Together with the PCBs came in a new revision of the C64/SX64 RAM Cartridge with onboard SD2IEC. It has a completely new layout and was tailor made to a C64 Cartridge shell I got from Ebay. Now I had more PCB estate at my disposal so the layout is much cleaner and thus better looking. The extra space gave room for some vintage looking parts, like the 5mm LEDs and bright red DIP-switch. Another change in the design is a pushpush microsd card connector and software control of the RAM.

SD2IEC part

Most of the top of the PCB is occupied by the SD2IEC part. SD2IEC is a project that takes an Atmel microcontroller and turns it into a (protocol) clone of a vintage commodore diskdrive. It will not completely emulate a real drive so not all the fastloaders will work, but great for everyday use. Now you can carry your C64 collection with you on a little microSD card. It has also 2 LEDs that simulate both LEDS on the drive (activity and error) and a DIP switch that let you select between ID 8 to 11. On the top there is a (solder) connection for the IEC cable. This time I didn’t forgot to include a ICSP connection. Just as the last time I followed this tutorial to burn the bootloader to the chip (even got myself a proper Atmel programmer this time), but it did nothing.. After some googling it happens the fuses I had the fuses wrong and the full commandline to program an ATMEGA644P with the bootloader should is:
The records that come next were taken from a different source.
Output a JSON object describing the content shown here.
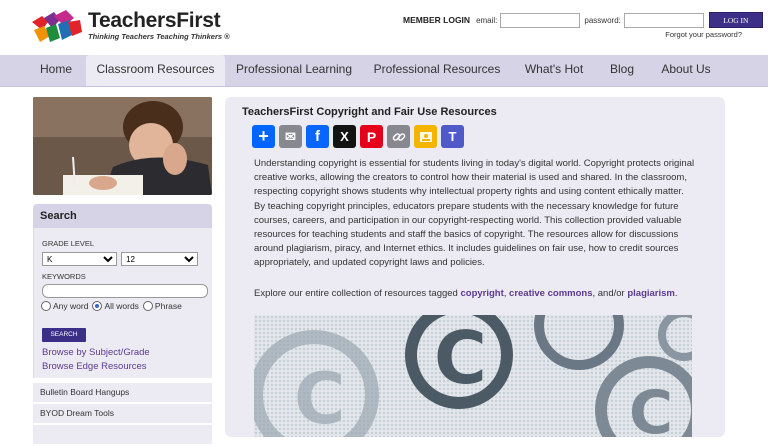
{
  "header": {
    "brand": "TeachersFirst",
    "tagline": "Thinking Teachers Teaching Thinkers ®",
    "member_login": "MEMBER LOGIN",
    "email_label": "email:",
    "password_label": "password:",
    "login_button": "LOG IN",
    "forgot": "Forgot your password?"
  },
  "nav": {
    "items": [
      {
        "label": "Home"
      },
      {
        "label": "Classroom Resources"
      },
      {
        "label": "Professional Learning"
      },
      {
        "label": "Professional Resources"
      },
      {
        "label": "What's Hot"
      },
      {
        "label": "Blog"
      },
      {
        "label": "About Us"
      }
    ],
    "active": "Classroom Resources"
  },
  "sidebar": {
    "search_title": "Search",
    "grade_level": "GRADE LEVEL",
    "grade_from": "K",
    "grade_to": "12",
    "keywords": "KEYWORDS",
    "radio_any": "Any word",
    "radio_all": "All words",
    "radio_phrase": "Phrase",
    "selected_radio": "All words",
    "search_button": "SEARCH",
    "browse_subject": "Browse by Subject/Grade",
    "browse_edge": "Browse Edge Resources",
    "list": [
      {
        "label": "Bulletin Board Hangups"
      },
      {
        "label": "BYOD Dream Tools"
      },
      {
        "label": ""
      }
    ]
  },
  "main": {
    "title": "TeachersFirst Copyright and Fair Use Resources",
    "share": [
      {
        "icon": "add-share-icon",
        "color": "#0166ff",
        "glyph": "+"
      },
      {
        "icon": "email-icon",
        "color": "#888990",
        "glyph": "✉"
      },
      {
        "icon": "facebook-icon",
        "color": "#0866ff",
        "glyph": "f"
      },
      {
        "icon": "x-icon",
        "color": "#131313",
        "glyph": "𝕏"
      },
      {
        "icon": "pinterest-icon",
        "color": "#e60019",
        "glyph": "P"
      },
      {
        "icon": "copy-link-icon",
        "color": "#888990",
        "glyph": "🔗"
      },
      {
        "icon": "google-classroom-icon",
        "color": "#f4b400",
        "glyph": "▣"
      },
      {
        "icon": "microsoft-teams-icon",
        "color": "#5059c9",
        "glyph": "T"
      }
    ],
    "paragraph": "Understanding copyright is essential for students living in today's digital world. Copyright protects original creative works, allowing the creators to control how their material is used and shared. In the classroom, respecting copyright shows students why intellectual property rights and using content ethically matter. By teaching copyright principles, educators prepare students with the necessary knowledge for future courses, careers, and participation in our copyright-respecting world. This collection provided valuable resources for teaching students and staff the basics of copyright. The resources allow for discussions around plagiarism, piracy, and Internet ethics. It includes guidelines on fair use, how to credit sources appropriately, and updated copyright laws and policies.",
    "explore_prefix": "Explore our entire collection of resources tagged",
    "tag1": "copyright",
    "sep1": ",",
    "tag2": "creative commons",
    "sep2": ", and/or",
    "tag3": "plagiarism",
    "end": "."
  },
  "colors": {
    "nav_bg": "#d6d3e6",
    "panel_bg": "#ecebf3",
    "button": "#3b2f87",
    "link": "#5c3a8f"
  }
}
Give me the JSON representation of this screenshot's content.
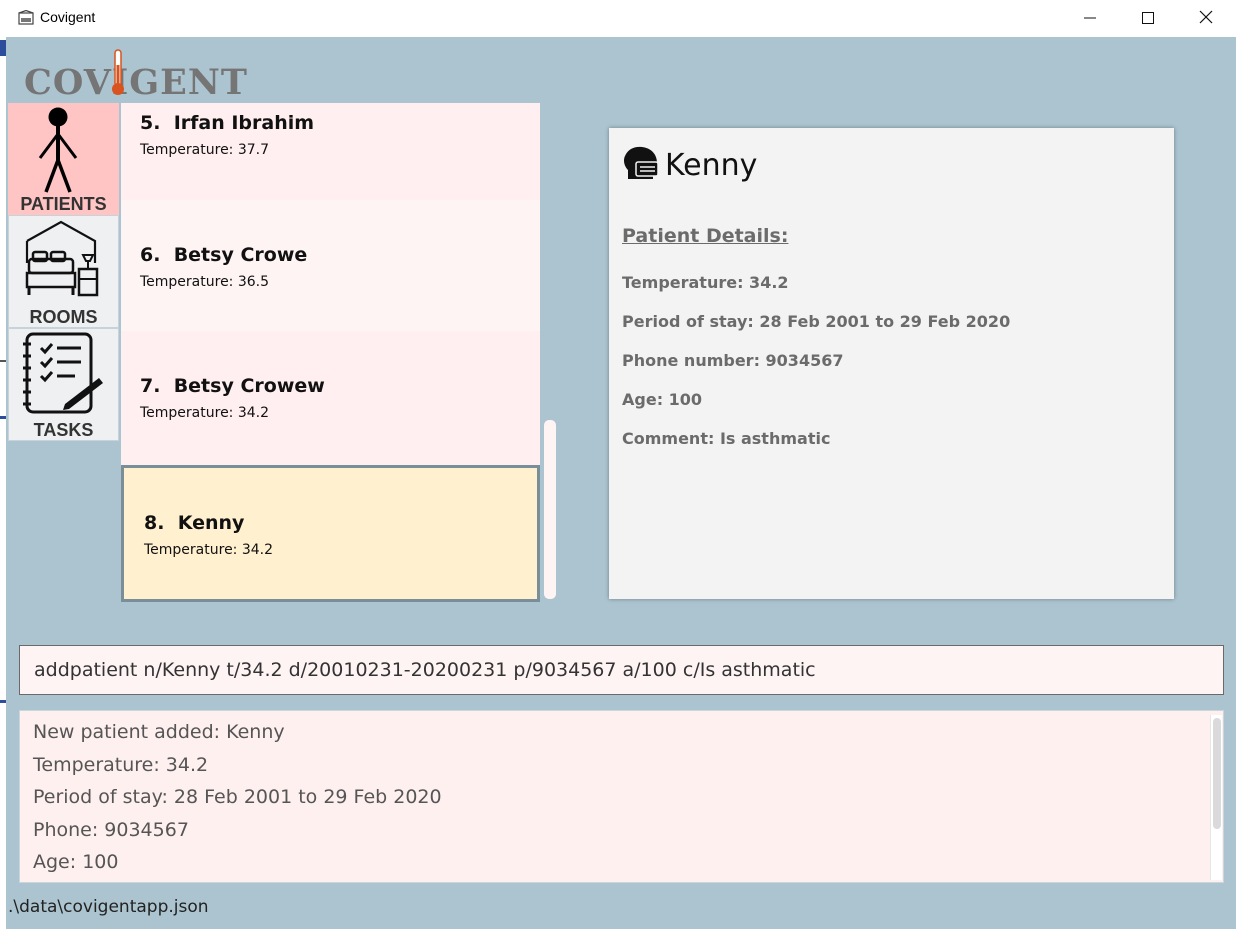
{
  "window": {
    "title": "Covigent",
    "minimize_icon": "minimize-icon",
    "maximize_icon": "maximize-icon",
    "close_icon": "close-icon"
  },
  "logo": {
    "text": "COVIGENT"
  },
  "nav": [
    {
      "label": "PATIENTS",
      "icon": "stick-figure-icon",
      "active": true,
      "active_color": "#ffc4c4"
    },
    {
      "label": "ROOMS",
      "icon": "bedroom-icon",
      "active": false
    },
    {
      "label": "TASKS",
      "icon": "checklist-icon",
      "active": false
    }
  ],
  "patients": [
    {
      "index": "5.",
      "name": "Irfan Ibrahim",
      "temperature": "Temperature: 37.7"
    },
    {
      "index": "6.",
      "name": "Betsy Crowe",
      "temperature": "Temperature: 36.5"
    },
    {
      "index": "7.",
      "name": "Betsy Crowew",
      "temperature": "Temperature: 34.2"
    },
    {
      "index": "8.",
      "name": "Kenny",
      "temperature": "Temperature: 34.2",
      "selected": true
    }
  ],
  "detail": {
    "icon": "patient-head-icon",
    "name": "Kenny",
    "heading": "Patient Details:",
    "lines": [
      "Temperature: 34.2",
      "Period of stay: 28 Feb 2001 to 29 Feb 2020",
      "Phone number: 9034567",
      "Age: 100",
      "Comment: Is asthmatic"
    ]
  },
  "command": {
    "value": "addpatient n/Kenny t/34.2 d/20010231-20200231 p/9034567 a/100 c/Is asthmatic"
  },
  "result": {
    "lines": [
      "New patient added: Kenny",
      "Temperature: 34.2",
      "Period of stay: 28 Feb 2001 to 29 Feb 2020",
      "Phone: 9034567",
      "Age: 100"
    ]
  },
  "status": {
    "path": ".\\data\\covigentapp.json"
  },
  "colors": {
    "background": "#abc4cf",
    "card": "#ffeff0",
    "selected_card": "#fff0cf",
    "active_nav": "#ffc4c4",
    "logo_mercury": "#d9531e"
  }
}
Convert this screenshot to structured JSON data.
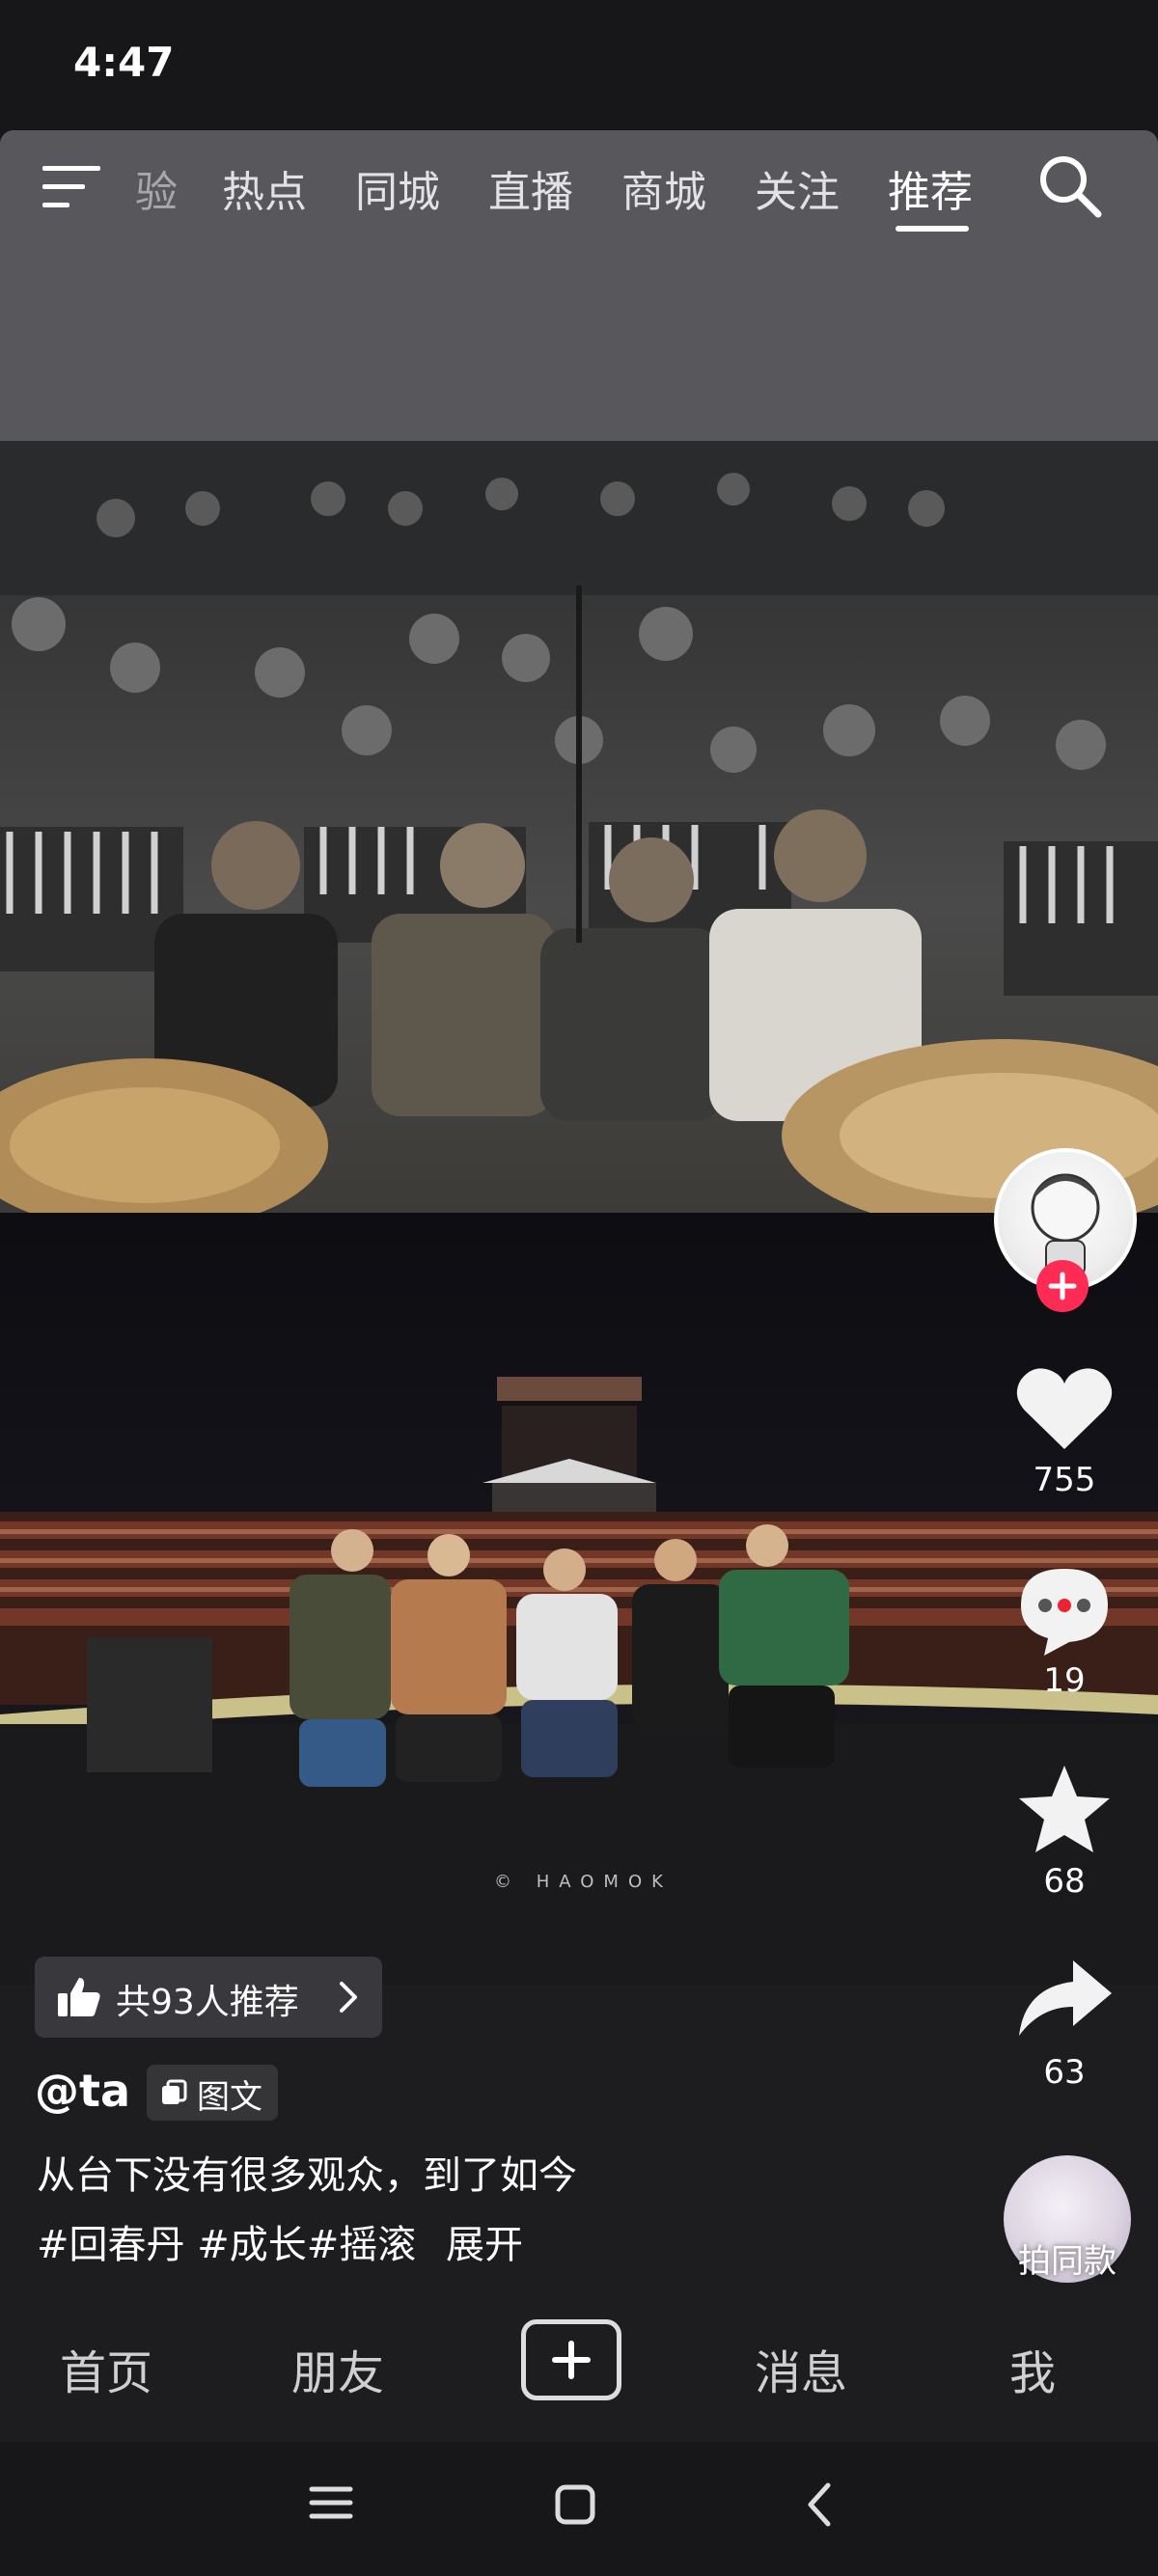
{
  "status_bar": {
    "time": "4:47"
  },
  "nav": {
    "tabs": [
      {
        "label": "验",
        "state": "partial"
      },
      {
        "label": "热点",
        "state": "normal"
      },
      {
        "label": "同城",
        "state": "normal"
      },
      {
        "label": "直播",
        "state": "normal"
      },
      {
        "label": "商城",
        "state": "normal"
      },
      {
        "label": "关注",
        "state": "normal"
      },
      {
        "label": "推荐",
        "state": "active"
      }
    ],
    "menu_icon": "menu-icon",
    "search_icon": "search-icon"
  },
  "post": {
    "watermark": "© HAOMOK",
    "recommend_label": "共93人推荐",
    "author": "@ta",
    "type_badge": "图文",
    "caption": "从台下没有很多观众，到了如今",
    "hashtags": "#回春丹 #成长#摇滚",
    "expand_label": "展开"
  },
  "actions": {
    "likes": "755",
    "comments": "19",
    "favorites": "68",
    "shares": "63",
    "sound_label": "拍同款"
  },
  "bottom_tabs": {
    "home": "首页",
    "friends": "朋友",
    "messages": "消息",
    "me": "我"
  },
  "colors": {
    "accent": "#fe2c55",
    "background": "#171719",
    "nav_overlay": "#58585c"
  }
}
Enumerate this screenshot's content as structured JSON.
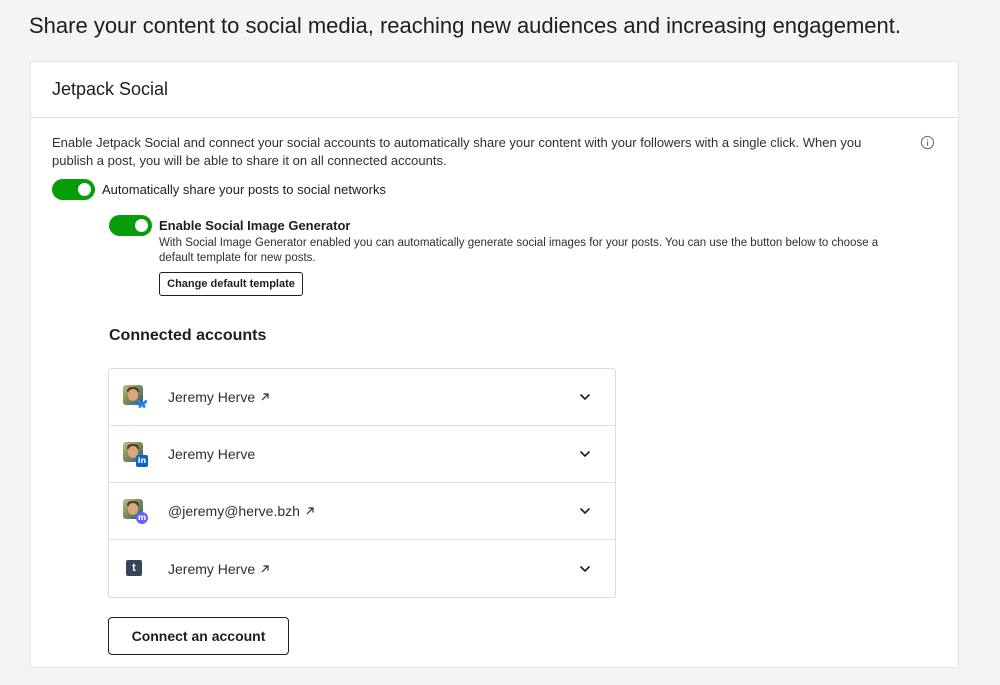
{
  "headline": "Share your content to social media, reaching new audiences and increasing engagement.",
  "card": {
    "title": "Jetpack Social",
    "description": "Enable Jetpack Social and connect your social accounts to automatically share your content with your followers with a single click. When you publish a post, you will be able to share it on all connected accounts.",
    "auto_share": {
      "label": "Automatically share your posts to social networks",
      "enabled": true
    },
    "image_generator": {
      "title": "Enable Social Image Generator",
      "enabled": true,
      "description": "With Social Image Generator enabled you can automatically generate social images for your posts. You can use the button below to choose a default template for new posts.",
      "button_label": "Change default template"
    }
  },
  "accounts": {
    "title": "Connected accounts",
    "items": [
      {
        "name": "Jeremy Herve",
        "service": "bluesky",
        "icon": "butterfly-icon",
        "external": true
      },
      {
        "name": "Jeremy Herve",
        "service": "linkedin",
        "icon": "in",
        "external": false
      },
      {
        "name": "@jeremy@herve.bzh",
        "service": "mastodon",
        "icon": "m",
        "external": true
      },
      {
        "name": "Jeremy Herve",
        "service": "tumblr",
        "icon": "t",
        "external": true
      }
    ],
    "connect_button": "Connect an account"
  },
  "colors": {
    "toggle_on": "#069e08",
    "bluesky": "#1185fe",
    "linkedin": "#0a66c2",
    "mastodon": "#6364ff",
    "tumblr": "#35465c"
  }
}
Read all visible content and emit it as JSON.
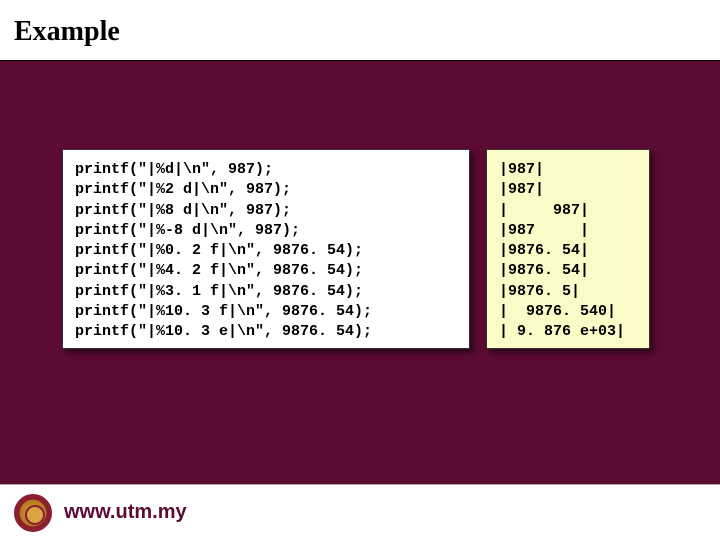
{
  "header": {
    "title": "Example"
  },
  "code": {
    "lines": [
      "printf(\"|%d|\\n\", 987);",
      "printf(\"|%2 d|\\n\", 987);",
      "printf(\"|%8 d|\\n\", 987);",
      "printf(\"|%-8 d|\\n\", 987);",
      "printf(\"|%0. 2 f|\\n\", 9876. 54);",
      "printf(\"|%4. 2 f|\\n\", 9876. 54);",
      "printf(\"|%3. 1 f|\\n\", 9876. 54);",
      "printf(\"|%10. 3 f|\\n\", 9876. 54);",
      "printf(\"|%10. 3 e|\\n\", 9876. 54);"
    ]
  },
  "output": {
    "lines": [
      "|987|",
      "|987|",
      "|     987|",
      "|987     |",
      "|9876. 54|",
      "|9876. 54|",
      "|9876. 5|",
      "|  9876. 540|",
      "| 9. 876 e+03|"
    ]
  },
  "footer": {
    "url": "www.utm.my",
    "logo_name": "utm-crest"
  }
}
avrdude -p m644p -U flash:w:sd2iec_bootloader.hex:i -U hfuse:w:0xDA:m -U efuse:w:0xFD:m -U lfuse:w:0xE7:m

After installing the bootloader the firmware can be flashed from SD card (just copy the appropriate .bin file to the root). The right firmware version for this cart is lars-64k and the bootloader can determine if a new version is placed on the SD card.

RAM cartridge part

This part of the board enables you to quickly develop (standard) cartridges or swap between multiple without removing/inserting/erasing/writing chips. It is based on an old article in Transactor. It replaces the ROM chip with a SRAM and by flipping switches it can switch between RAM and ROM mode. Inspired by the circuit of Magicdesk 1 I tried to replace the switches with logic. It turns out it didn’t work 🙁 Can’t tell why it is failing as I think in theory it should work.


The 747174 (left) / 7402 (right) combination is copied from the Magicdesk 1 circuit. Writing to the IO1 memory area should clock the D-flipflops. D5 controls the !EXROM signal and D6 the ability to write the RAM (!WE to the SRAM chip).

Things to change in the next (last?) revision

It looks I didn’t run the Design Rule Check before sending it in so I violated it a bit and had some clearance errors. I checked it with the multimeter and it didn’t short anywhere. Next revision should I should fix it an pass the DRC. Another nuisance is the ID dipswitch is mirrored.  Don’t know what to do with the circuitry around the SRAM, so I’m open for suggestions there.. Probably will revert to an EPROM and the stealth circuit used in the EPYX fastloader cartridge.